A wide range of pricing in the States

Although the figures cited above for the cream of the US university scene might seem almost obscene in their price, they only represent a very small percentage of American institutes. For example, the University of California Los Angeles (UCLA) still ranks among the top 20 universities in the world, but charges $13,251 per year on average, which works out to just over £9,000 – a far closer figure to almost all of England’s universities but with the prestige and quality of one of the best globally.

Elsewhere, American university fees can actually be significantly lower. Taken as a national average, the annual price of tuition in the States is just $9,410, or £6,420. That is a great deal cheaper than the English average, which is approximately £8,810.

Furthermore, the US inflated prices often include accommodation and board which add a significant expense onto British prices. As such, a typical American university could even represent greater value than a British one.

Moving in opposite directions

As mentioned above, the Conservative government has signalled its intention to raise university fees according to a higher quality of student experience. While this spells greater costs for students on this side of the pond, things appear to be moving in the opposite direction across the Atlantic. At present, student debt is above the trillion dollar mark – a practice which the Democrats argue is unsustainable.

With Donald Trump likely to be bested by Hilary Clinton in the race for the next president of the States, her “New College Compact” is set to be a key part of her policies. Her rival for the Democratic nomination, Bernie Sanders, had pledged to abolish fees altogether, arguing that if Germany can manage it, there is no reason why America couldn’t as well.

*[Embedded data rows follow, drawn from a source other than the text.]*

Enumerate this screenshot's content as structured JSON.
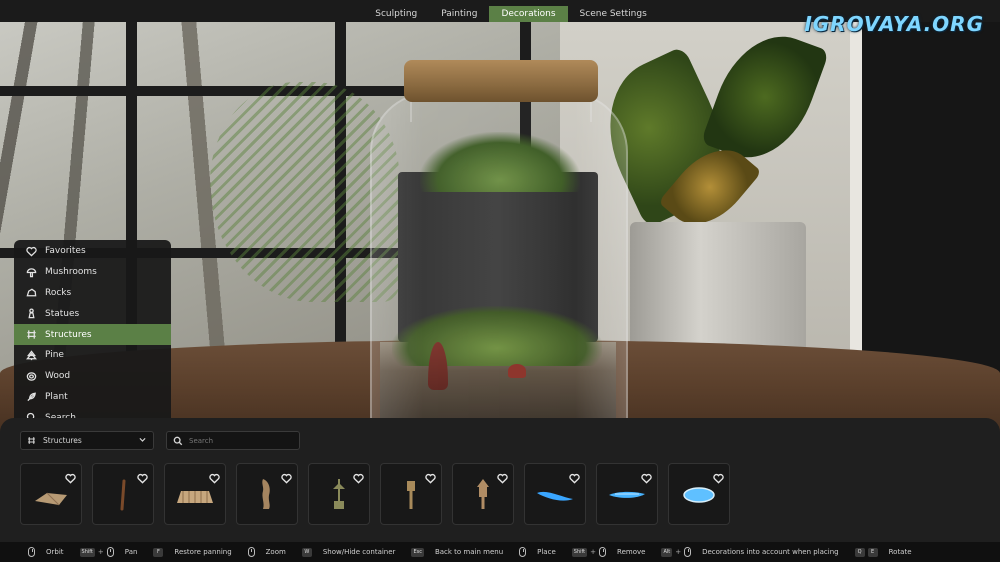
{
  "watermark": "IGROVAYA.ORG",
  "tabs": [
    {
      "label": "Sculpting",
      "active": false
    },
    {
      "label": "Painting",
      "active": false
    },
    {
      "label": "Decorations",
      "active": true
    },
    {
      "label": "Scene Settings",
      "active": false
    }
  ],
  "categories": [
    {
      "label": "Favorites",
      "icon": "heart-icon",
      "active": false
    },
    {
      "label": "Mushrooms",
      "icon": "mushroom-icon",
      "active": false
    },
    {
      "label": "Rocks",
      "icon": "rock-icon",
      "active": false
    },
    {
      "label": "Statues",
      "icon": "statue-icon",
      "active": false
    },
    {
      "label": "Structures",
      "icon": "structure-icon",
      "active": true
    },
    {
      "label": "Pine",
      "icon": "pine-icon",
      "active": false
    },
    {
      "label": "Wood",
      "icon": "wood-icon",
      "active": false
    },
    {
      "label": "Plant",
      "icon": "plant-icon",
      "active": false
    },
    {
      "label": "Search",
      "icon": "search-icon",
      "active": false
    }
  ],
  "category_select": {
    "value": "Structures",
    "icon": "structure-icon"
  },
  "search": {
    "placeholder": "Search"
  },
  "items": [
    {
      "name": "wood-plank",
      "color": "#b79a74"
    },
    {
      "name": "stick",
      "color": "#7a4a2a"
    },
    {
      "name": "wooden-bridge",
      "color": "#c7a77e"
    },
    {
      "name": "log-piece",
      "color": "#a58560"
    },
    {
      "name": "lantern-post",
      "color": "#8a8a5a"
    },
    {
      "name": "lamp-post",
      "color": "#a88a5a"
    },
    {
      "name": "lantern-tower",
      "color": "#b08c64"
    },
    {
      "name": "blue-stream-1",
      "color": "#3aa6ff"
    },
    {
      "name": "blue-stream-2",
      "color": "#48b4ff"
    },
    {
      "name": "blue-pond",
      "color": "#5fc0ff"
    }
  ],
  "hotkeys": [
    {
      "keys": [
        "mouse"
      ],
      "label": "Orbit"
    },
    {
      "keys": [
        "Shift",
        "+",
        "mouse"
      ],
      "label": "Pan"
    },
    {
      "keys": [
        "F"
      ],
      "label": "Restore panning"
    },
    {
      "keys": [
        "mouse"
      ],
      "label": "Zoom"
    },
    {
      "keys": [
        "W"
      ],
      "label": "Show/Hide container"
    },
    {
      "keys": [
        "Esc"
      ],
      "label": "Back to main menu"
    },
    {
      "keys": [
        "mouse"
      ],
      "label": "Place"
    },
    {
      "keys": [
        "Shift",
        "+",
        "mouse"
      ],
      "label": "Remove"
    },
    {
      "keys": [
        "Alt",
        "+",
        "mouse"
      ],
      "label": "Decorations into account when placing"
    },
    {
      "keys": [
        "Q",
        "E"
      ],
      "label": "Rotate"
    }
  ],
  "colors": {
    "accent": "#5b8046",
    "panel": "#1f1f1f"
  }
}
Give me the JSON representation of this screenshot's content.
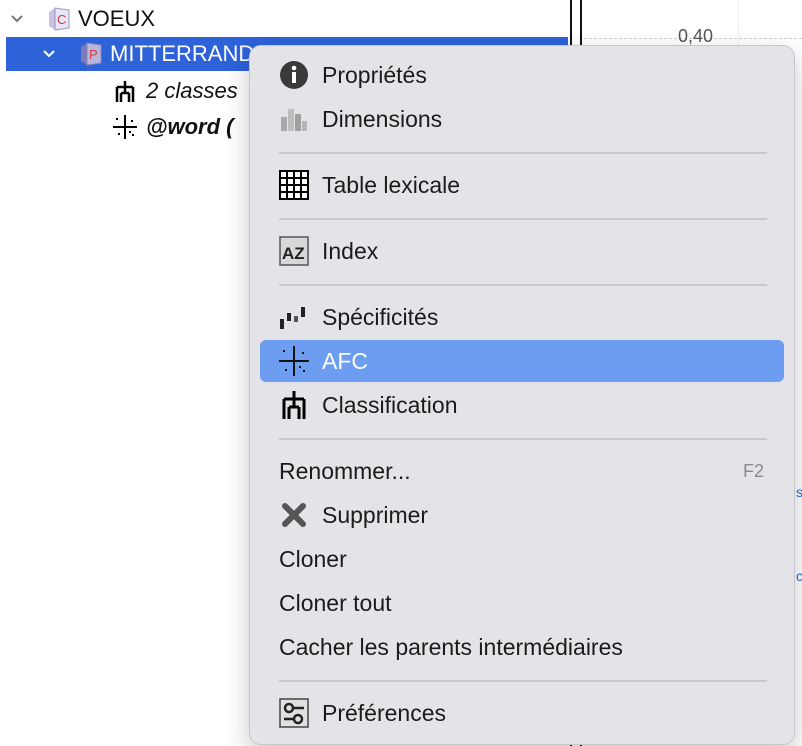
{
  "tree": {
    "root": {
      "label": "VOEUX",
      "icon": "corpus-icon"
    },
    "selected": {
      "label": "MITTERRAND",
      "icon": "partition-icon"
    },
    "children": [
      {
        "label": "2 classes",
        "icon": "classification-icon"
      },
      {
        "label": "@word (",
        "icon": "afc-icon"
      }
    ]
  },
  "background": {
    "axis_value": "0,40"
  },
  "menu": {
    "items": [
      {
        "label": "Propriétés",
        "icon": "info-icon"
      },
      {
        "label": "Dimensions",
        "icon": "dimensions-icon"
      },
      {
        "label": "Table lexicale",
        "icon": "table-grid-icon"
      },
      {
        "label": "Index",
        "icon": "az-index-icon"
      },
      {
        "label": "Spécificités",
        "icon": "specificities-icon"
      },
      {
        "label": "AFC",
        "icon": "afc-icon",
        "active": true
      },
      {
        "label": "Classification",
        "icon": "classification-icon"
      },
      {
        "label": "Renommer...",
        "shortcut": "F2"
      },
      {
        "label": "Supprimer",
        "icon": "delete-x-icon"
      },
      {
        "label": "Cloner"
      },
      {
        "label": "Cloner tout"
      },
      {
        "label": "Cacher les parents intermédiaires"
      },
      {
        "label": "Préférences",
        "icon": "preferences-icon"
      }
    ]
  },
  "colors": {
    "selection_bg": "#2d62d9",
    "menu_highlight": "#6c9df0",
    "menu_bg": "#e4e4e8"
  }
}
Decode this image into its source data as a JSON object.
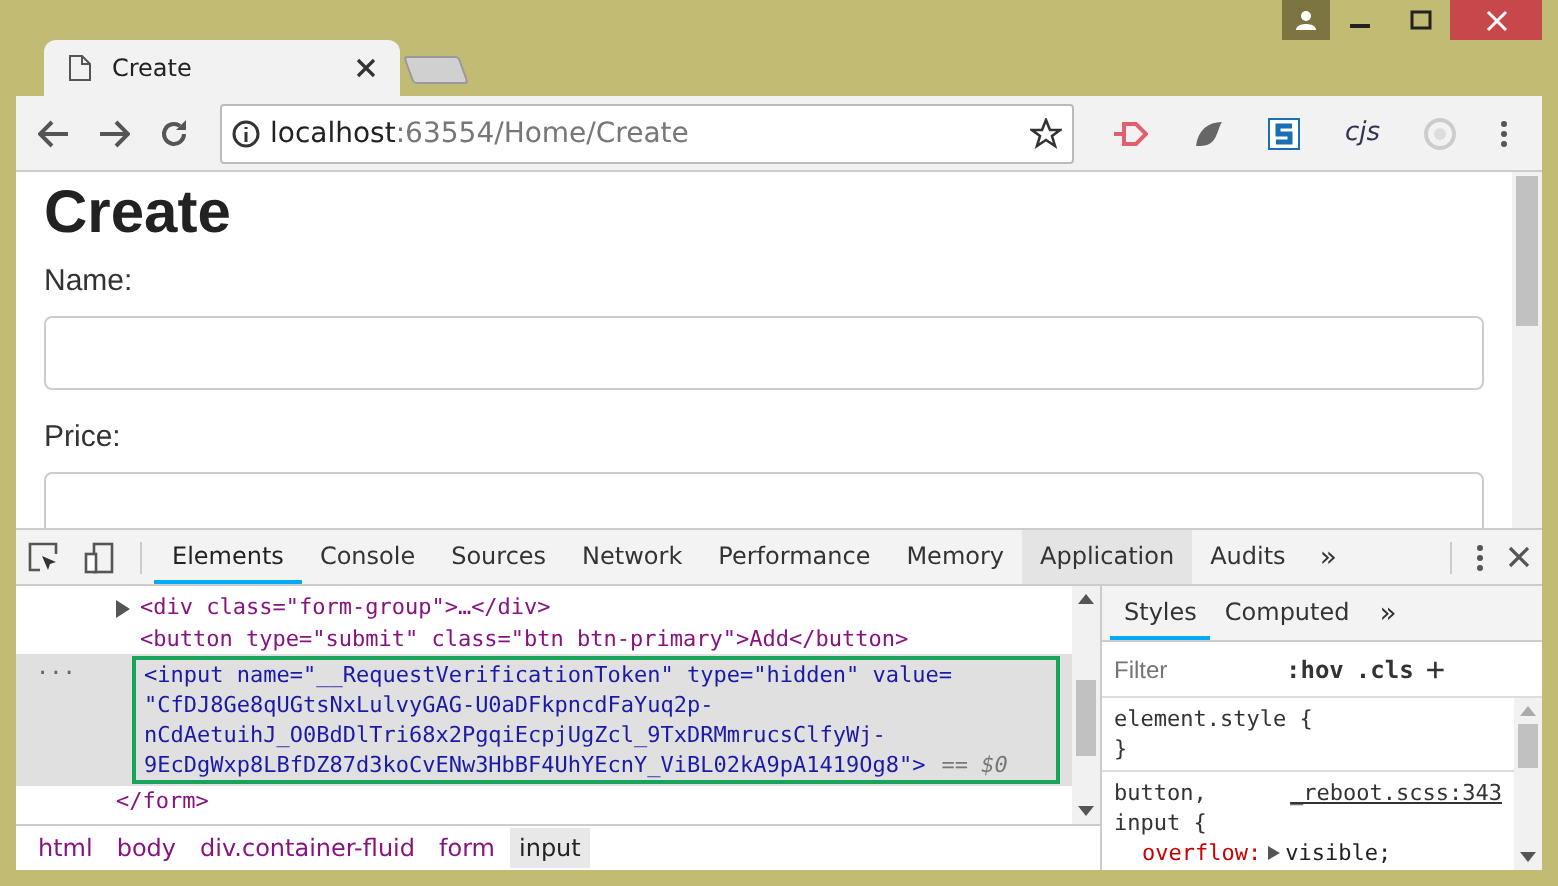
{
  "browser": {
    "tabs": [
      {
        "title": "Create",
        "selected": true
      },
      {
        "selected": false
      }
    ],
    "address": {
      "host": "localhost",
      "path": ":63554/Home/Create"
    },
    "cjs_label": "cjs"
  },
  "page": {
    "heading": "Create",
    "fields": [
      {
        "label": "Name:"
      },
      {
        "label": "Price:"
      }
    ]
  },
  "devtools": {
    "tabs": [
      {
        "label": "Elements",
        "selected": true,
        "hover": false
      },
      {
        "label": "Console",
        "selected": false,
        "hover": false
      },
      {
        "label": "Sources",
        "selected": false,
        "hover": false
      },
      {
        "label": "Network",
        "selected": false,
        "hover": false
      },
      {
        "label": "Performance",
        "selected": false,
        "hover": false
      },
      {
        "label": "Memory",
        "selected": false,
        "hover": false
      },
      {
        "label": "Application",
        "selected": false,
        "hover": true
      },
      {
        "label": "Audits",
        "selected": false,
        "hover": false
      }
    ],
    "more_tabs": "»",
    "dom_lines": [
      {
        "kind": "collapsed",
        "html": "<div class=\"form-group\">…</div>",
        "selected": false
      },
      {
        "kind": "plain",
        "html": "<button type=\"submit\" class=\"btn btn-primary\">Add</button>",
        "selected": false
      },
      {
        "kind": "token",
        "lines": [
          "<input name=\"__RequestVerificationToken\" type=\"hidden\" value=",
          "\"CfDJ8Ge8qUGtsNxLulvyGAG-U0aDFkpncdFaYuq2p-",
          "nCdAetuihJ_O0BdDlTri68x2PgqiEcpjUgZcl_9TxDRMmrucsClfyWj-",
          "9EcDgWxp8LBfDZ87d3koCvENw3HbBF4UhYEcnY_ViBL02kA9pA1419Og8\">"
        ],
        "suffix": "== $0",
        "dots": "...",
        "selected": true
      },
      {
        "kind": "close",
        "html": "</form>",
        "selected": false
      }
    ],
    "breadcrumbs": [
      {
        "label": "html",
        "selected": false
      },
      {
        "label": "body",
        "selected": false
      },
      {
        "label": "div.container-fluid",
        "selected": false
      },
      {
        "label": "form",
        "selected": false
      },
      {
        "label": "input",
        "selected": true
      }
    ],
    "styles": {
      "tabs": [
        {
          "label": "Styles",
          "selected": true
        },
        {
          "label": "Computed",
          "selected": false
        }
      ],
      "more_tabs": "»",
      "filter_placeholder": "Filter",
      "hov": ":hov",
      "cls": ".cls",
      "plus": "+",
      "rules": [
        {
          "selector": "element.style {",
          "close": "}"
        },
        {
          "selector": "button,",
          "source": "_reboot.scss:343",
          "selector2": "input {",
          "prop": "overflow:",
          "value": "visible;"
        }
      ]
    }
  }
}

While Clinton is unlikely to go as far as that, it seems certain that the divide between American and British (or at least English, at any rate) university costs is going to narrow even further in the coming years.